### Task statement
In your copy, each line below is repeated exactly and no image appears.

### The data
<<<<

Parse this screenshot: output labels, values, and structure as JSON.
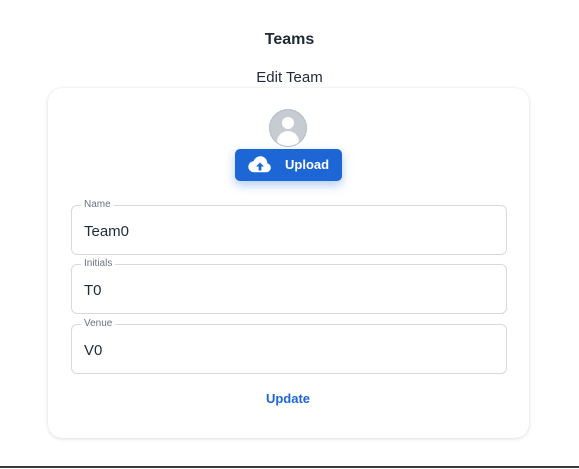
{
  "page": {
    "title": "Teams",
    "section_title": "Edit Team"
  },
  "avatar": {
    "icon": "person-icon"
  },
  "upload": {
    "label": "Upload",
    "icon": "cloud-upload-icon",
    "color": "#1d66d6"
  },
  "form": {
    "fields": [
      {
        "label": "Name",
        "value": "Team0"
      },
      {
        "label": "Initials",
        "value": "T0"
      },
      {
        "label": "Venue",
        "value": "V0"
      }
    ],
    "submit_label": "Update"
  }
}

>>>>

### Result of the task
Parse this screenshot: output labels, values, and structure as JSON.
{
  "page": {
    "title": "Teams",
    "section_title": "Edit Team"
  },
  "avatar": {
    "icon": "person-icon"
  },
  "upload": {
    "label": "Upload",
    "icon": "cloud-upload-icon",
    "color": "#1d66d6"
  },
  "form": {
    "fields": [
      {
        "label": "Name",
        "value": "Team0"
      },
      {
        "label": "Initials",
        "value": "T0"
      },
      {
        "label": "Venue",
        "value": "V0"
      }
    ],
    "submit_label": "Update"
  }
}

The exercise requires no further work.